Examples from the Web for extractions
The juice resulting from the second and third extractions may be combined.A Little Preserving Book for a Little Girl
You may say, "Why bother with extractions—why not squeeze the juice and be done with it?"Every Step in Canning
Grace Viall Gray
More juice can be obtained and more jelly made from the same amount of fruit if three extractions instead of one are made.Woman's Institute Library of Cookery, Vol. 5
Woman's Institute of Domestic Arts and Sciences
It became necessary to free it from black by successive individual out-crossings to wild flies and extractions.Sex-linked Inheritance in Drosophila
Thomas Hunt Morgan
You that are genuine Athenians, devour with a golden Epicurism the arts and sciences, the spirits and extractions of authors.Hours in a Library, Volume I. (of III.)
- the residue remaining after an oilseed has had the oil extracted by a solvent. Used as a feed for animalsgroundnut extractions Compare expellers
- the act of extracting or the condition of being extracted
- something extracted; an extract
- the act or an instance of extracting a tooth or teeth
- a tooth or teeth extracted
- origin, descent, lineage, or ancestryof German extraction

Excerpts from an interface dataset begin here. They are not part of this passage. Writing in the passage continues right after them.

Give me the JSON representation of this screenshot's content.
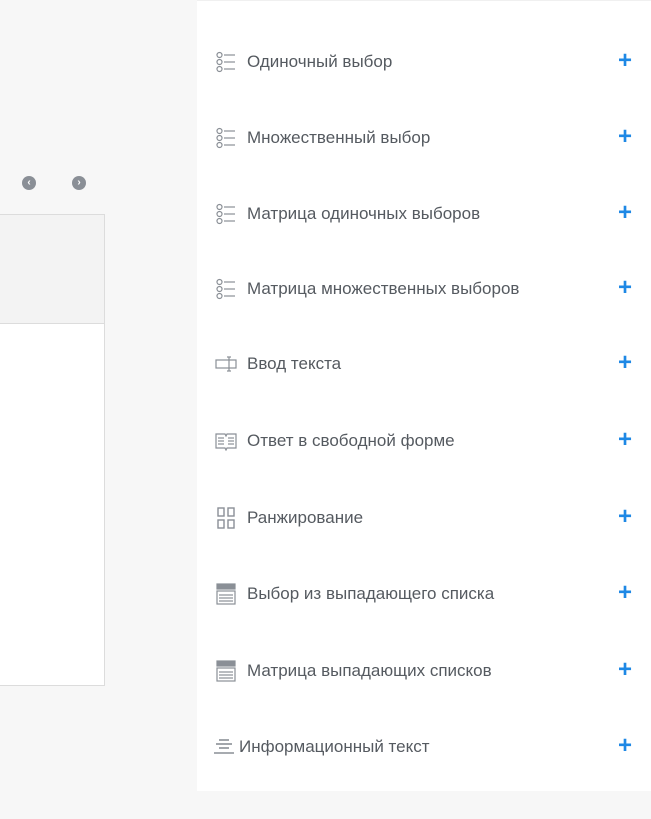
{
  "colors": {
    "accent": "#1e88e5",
    "text": "#555a60",
    "icon": "#8a8f96"
  },
  "nav": {
    "prev_icon": "arrow-left-circle-icon",
    "next_icon": "arrow-right-circle-icon",
    "prev_glyph": "‹",
    "next_glyph": "›"
  },
  "question_types": [
    {
      "label": "Одиночный выбор",
      "icon": "single-choice-icon",
      "add_glyph": "+"
    },
    {
      "label": "Множественный выбор",
      "icon": "multiple-choice-icon",
      "add_glyph": "+"
    },
    {
      "label": "Матрица одиночных выборов",
      "icon": "matrix-single-icon",
      "add_glyph": "+"
    },
    {
      "label": "Матрица множественных выборов",
      "icon": "matrix-multiple-icon",
      "add_glyph": "+"
    },
    {
      "label": "Ввод текста",
      "icon": "text-input-icon",
      "add_glyph": "+"
    },
    {
      "label": "Ответ в свободной форме",
      "icon": "free-form-icon",
      "add_glyph": "+"
    },
    {
      "label": "Ранжирование",
      "icon": "ranking-icon",
      "add_glyph": "+"
    },
    {
      "label": "Выбор из выпадающего списка",
      "icon": "dropdown-icon",
      "add_glyph": "+"
    },
    {
      "label": "Матрица выпадающих списков",
      "icon": "matrix-dropdown-icon",
      "add_glyph": "+"
    },
    {
      "label": "Информационный текст",
      "icon": "info-text-icon",
      "add_glyph": "+"
    }
  ]
}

Word Origin and History for extractions
early 15c., from Old French estraction (12c.) or directly from Medieval Latin extractionem (nominative extractio), noun of action from past participle stem of Latin extrahere (see extract (v.)).
- The act of extracting or the condition of being extracted.

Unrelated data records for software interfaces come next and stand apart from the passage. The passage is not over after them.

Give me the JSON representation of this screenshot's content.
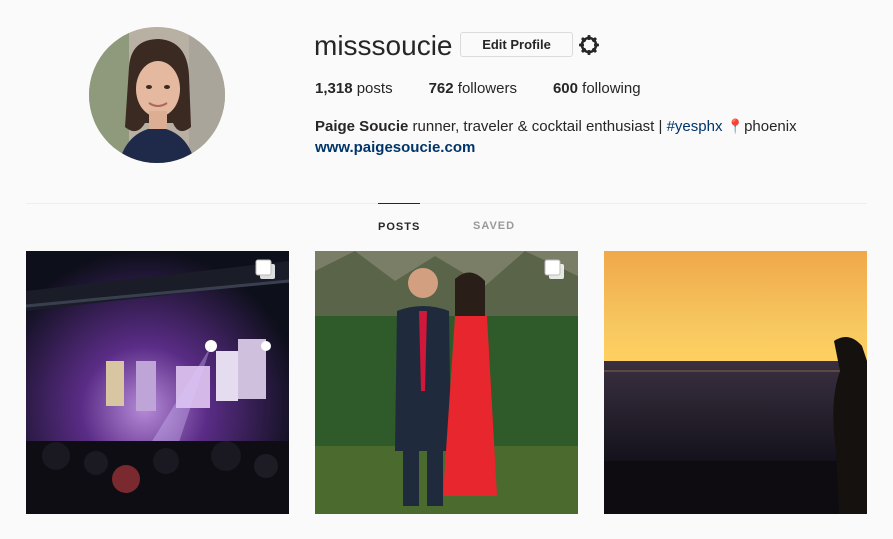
{
  "profile": {
    "username": "misssoucie",
    "edit_label": "Edit Profile",
    "settings_icon": "gear-icon",
    "stats": {
      "posts_count": "1,318",
      "posts_label": "posts",
      "followers_count": "762",
      "followers_label": "followers",
      "following_count": "600",
      "following_label": "following"
    },
    "bio": {
      "name": "Paige Soucie",
      "text": "runner, traveler & cocktail enthusiast |",
      "hashtag": "#yesphx",
      "pin_icon": "📍",
      "location": "phoenix",
      "website": "www.paigesoucie.com"
    }
  },
  "tabs": [
    {
      "label": "POSTS",
      "active": true
    },
    {
      "label": "SAVED",
      "active": false
    }
  ],
  "posts": [
    {
      "subject": "concert stage",
      "multiple": true
    },
    {
      "subject": "couple formal",
      "multiple": true
    },
    {
      "subject": "ocean sunset",
      "multiple": false
    }
  ],
  "colors": {
    "link": "#003569",
    "text": "#262626",
    "muted": "#999999",
    "border": "#dbdbdb"
  }
}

- Something obtained by extracting; an extract.
- The removal by withdrawing or pulling out of a tooth from its socket.
- Removal of a baby from the genital canal in assisted delivery.
- The active portion of a drug.